University Lake is a reservoir with a surface area of 8 acres and an average depth of 10 feet. The volume of the lakes is 222.2 acre-ft. University Lake receives water from stream inflow at a rate of 302 acre-ft/year (373 million L/year) with phosphorus (P) concentration of 0.045 mg P/L. Direct precipitation to the lake totals 80 cm/year and has a phosphorus (P) concentration of 0.011 mg/L. Estimated lake evaporation is 1.89 million L/year. The stream outflow from the lake is 297 acre-ft/year (366 million L/year). You can assume that the evaporation is pure water and carries no other chemicals with it. (There are 1233.5 m3 in 1 acre-ft) Show all of your work! (Hand write calculations and submit assignment in class.)
1. Draw a diagram showing all the inputs and outputs into University Lake (show flows and contaminants in a box model).
2. Determine the average residence time of phosphorus in the lake in days.
3. What is the surface area of the lake in meters squared? What is the Q (flow) of water to the lake from direct precipitation in meters cubed per year?
4. What is the concentration of phosphorus in the lake? (report in µg/L, assume that the concentration associated with the out flow equals the concentration in the lake).
Discussion Questions: address all questions in short essay format (use your text and Carlson’s paper):
1. What is eutrophication, and why is it an ecosystem effect?
2. What is the “twofold effect” of sediment pollution?

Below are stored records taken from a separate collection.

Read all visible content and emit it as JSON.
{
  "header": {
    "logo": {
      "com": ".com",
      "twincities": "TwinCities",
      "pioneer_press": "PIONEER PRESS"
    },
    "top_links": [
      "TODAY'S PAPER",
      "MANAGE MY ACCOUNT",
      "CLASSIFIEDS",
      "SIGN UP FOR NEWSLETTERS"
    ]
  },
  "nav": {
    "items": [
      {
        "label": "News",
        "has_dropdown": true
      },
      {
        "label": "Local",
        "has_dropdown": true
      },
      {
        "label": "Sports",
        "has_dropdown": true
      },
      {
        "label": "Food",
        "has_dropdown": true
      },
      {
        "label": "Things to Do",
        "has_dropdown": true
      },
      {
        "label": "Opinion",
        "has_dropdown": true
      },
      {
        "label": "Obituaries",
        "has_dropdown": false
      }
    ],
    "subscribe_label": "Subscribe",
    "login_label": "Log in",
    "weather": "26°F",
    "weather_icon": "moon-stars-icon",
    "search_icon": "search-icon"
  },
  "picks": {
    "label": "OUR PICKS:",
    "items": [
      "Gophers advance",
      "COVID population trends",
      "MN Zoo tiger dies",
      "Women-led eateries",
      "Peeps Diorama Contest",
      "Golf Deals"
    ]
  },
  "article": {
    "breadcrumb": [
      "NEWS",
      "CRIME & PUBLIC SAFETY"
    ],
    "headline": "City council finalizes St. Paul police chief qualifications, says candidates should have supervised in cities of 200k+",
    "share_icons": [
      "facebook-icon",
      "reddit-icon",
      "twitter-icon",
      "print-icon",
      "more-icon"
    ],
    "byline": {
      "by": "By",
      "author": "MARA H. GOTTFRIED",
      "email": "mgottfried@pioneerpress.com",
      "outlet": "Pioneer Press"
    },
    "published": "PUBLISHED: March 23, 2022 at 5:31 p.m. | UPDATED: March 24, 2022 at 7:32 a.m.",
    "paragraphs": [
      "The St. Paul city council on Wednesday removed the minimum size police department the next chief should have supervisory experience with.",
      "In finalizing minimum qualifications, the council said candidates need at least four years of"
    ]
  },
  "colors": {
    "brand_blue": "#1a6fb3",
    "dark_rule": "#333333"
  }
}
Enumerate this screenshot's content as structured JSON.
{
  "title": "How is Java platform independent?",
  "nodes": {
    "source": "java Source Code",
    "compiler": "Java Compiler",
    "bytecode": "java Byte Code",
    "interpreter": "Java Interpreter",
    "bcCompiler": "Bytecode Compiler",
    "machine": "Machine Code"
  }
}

3. Based on your calculations in question 4, what is the trophic status of the lake using Carlson’s Trophic State Index? What does this trophic status imply about the lake? What would the associated Secchi depth transparency be, and what would that tell us?

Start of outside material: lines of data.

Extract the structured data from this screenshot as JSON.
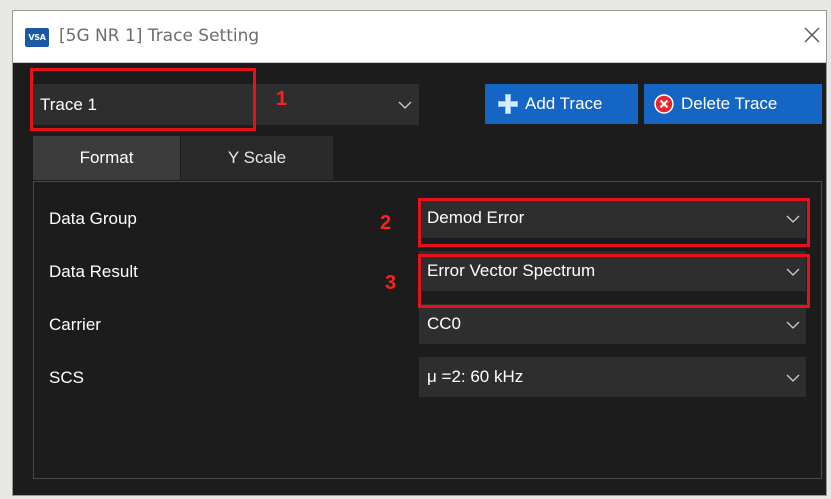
{
  "window": {
    "title": "[5G NR 1] Trace Setting",
    "app_icon_text": "VSA"
  },
  "trace": {
    "selected": "Trace 1"
  },
  "buttons": {
    "add_trace": "Add Trace",
    "delete_trace": "Delete Trace"
  },
  "tabs": [
    {
      "label": "Format",
      "active": true
    },
    {
      "label": "Y Scale",
      "active": false
    }
  ],
  "fields": [
    {
      "label": "Data Group",
      "value": "Demod Error"
    },
    {
      "label": "Data Result",
      "value": "Error Vector Spectrum"
    },
    {
      "label": "Carrier",
      "value": "CC0"
    },
    {
      "label": "SCS",
      "value": "μ =2: 60 kHz"
    }
  ],
  "annotations": {
    "callout_1": "1",
    "callout_2": "2",
    "callout_3": "3"
  },
  "colors": {
    "accent_button": "#1565c4",
    "callout_red": "#e8101a",
    "dialog_background": "#1c1c1c"
  }
}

4. If you could manipulate the average residence time of the lake to help reduce the amount of phosphorus in the system, what would you need to change?
5. The water from the lake will eventually drain into the Gulf of Mexico contributing to the dead zone. Explain the impact of this flow into the Gulf of Mexico. What is meant by “cultural eutrophication” (see “A Closer Look,” 19.2).

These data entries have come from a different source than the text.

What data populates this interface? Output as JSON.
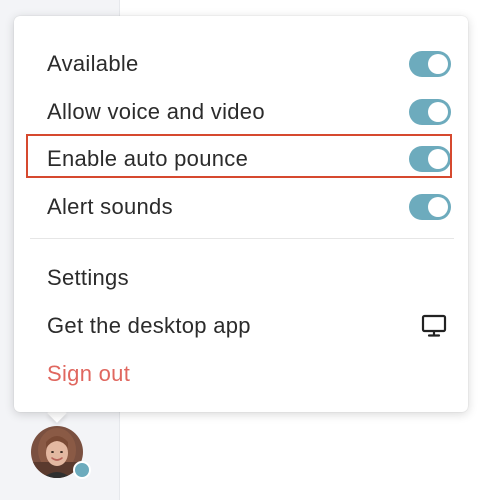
{
  "menu": {
    "toggles": [
      {
        "label": "Available",
        "enabled": true
      },
      {
        "label": "Allow voice and video",
        "enabled": true
      },
      {
        "label": "Enable auto pounce",
        "enabled": true
      },
      {
        "label": "Alert sounds",
        "enabled": true
      }
    ],
    "settings_label": "Settings",
    "desktop_app_label": "Get the desktop app",
    "desktop_app_icon": "monitor-icon",
    "sign_out_label": "Sign out"
  },
  "user": {
    "status_color": "#6dabbd"
  },
  "colors": {
    "toggle_on": "#6dabbd",
    "highlight": "#d6492f",
    "sign_out": "#e0675f"
  }
}
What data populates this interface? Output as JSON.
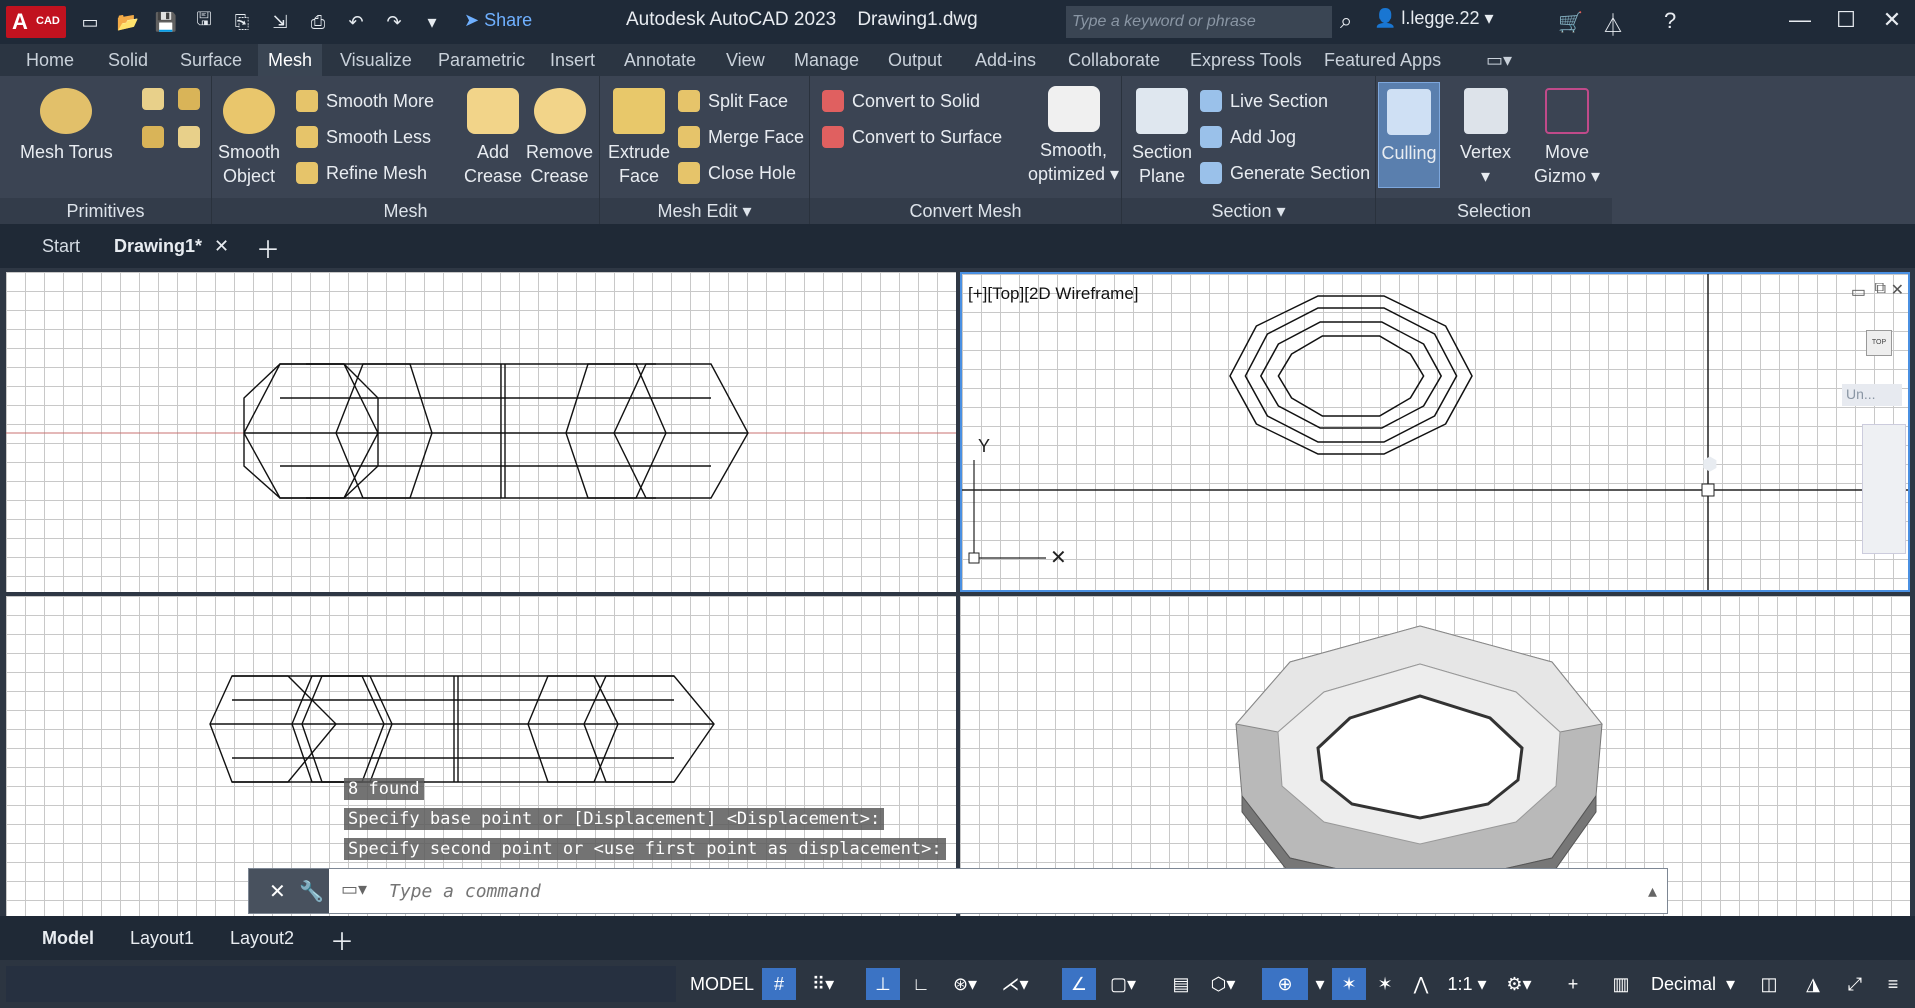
{
  "title_bar": {
    "logo_text": "A",
    "logo_sub": "CAD",
    "share": "Share",
    "app_title": "Autodesk AutoCAD 2023",
    "file_title": "Drawing1.dwg",
    "search_placeholder": "Type a keyword or phrase",
    "user": "l.legge.22"
  },
  "ribbon_tabs": [
    "Home",
    "Solid",
    "Surface",
    "Mesh",
    "Visualize",
    "Parametric",
    "Insert",
    "Annotate",
    "View",
    "Manage",
    "Output",
    "Add-ins",
    "Collaborate",
    "Express Tools",
    "Featured Apps"
  ],
  "active_tab": "Mesh",
  "panels": {
    "primitives": {
      "label": "Primitives",
      "mesh_torus": "Mesh Torus"
    },
    "mesh": {
      "label": "Mesh",
      "smooth_object_1": "Smooth",
      "smooth_object_2": "Object",
      "smooth_more": "Smooth More",
      "smooth_less": "Smooth Less",
      "refine_mesh": "Refine Mesh",
      "add_crease_1": "Add",
      "add_crease_2": "Crease",
      "remove_crease_1": "Remove",
      "remove_crease_2": "Crease"
    },
    "mesh_edit": {
      "label": "Mesh Edit",
      "extrude_face_1": "Extrude",
      "extrude_face_2": "Face",
      "split_face": "Split Face",
      "merge_face": "Merge Face",
      "close_hole": "Close Hole"
    },
    "convert_mesh": {
      "label": "Convert Mesh",
      "convert_solid": "Convert to Solid",
      "convert_surface": "Convert to Surface",
      "smooth_opt_1": "Smooth,",
      "smooth_opt_2": "optimized"
    },
    "section": {
      "label": "Section",
      "section_plane_1": "Section",
      "section_plane_2": "Plane",
      "live_section": "Live Section",
      "add_jog": "Add Jog",
      "generate_section": "Generate Section"
    },
    "selection": {
      "label": "Selection",
      "culling": "Culling",
      "vertex": "Vertex",
      "move_gizmo_1": "Move",
      "move_gizmo_2": "Gizmo"
    }
  },
  "doc_tabs": {
    "start": "Start",
    "drawing": "Drawing1*"
  },
  "viewport_label": "[+][Top][2D Wireframe]",
  "viewcube_top": "TOP",
  "viewcube_wcs": "Un...",
  "command_history": [
    "8 found",
    "Specify base point or [Displacement] <Displacement>:",
    "Specify second point or <use first point as displacement>:"
  ],
  "command_placeholder": "Type a command",
  "layout_tabs": [
    "Model",
    "Layout1",
    "Layout2"
  ],
  "status": {
    "model": "MODEL",
    "scale": "1:1",
    "units": "Decimal"
  },
  "colors": {
    "accent": "#3b73c4",
    "titlebar": "#1f2a38",
    "ribbon": "#3b4453",
    "viewport_border_active": "#4a90e2"
  }
}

6. What are some ways that we can reduce phosphorus and nitrogen loading to lakes and streams? Consider specific best management practices (BMPs) within a watershed that would help reduce nutrient loading.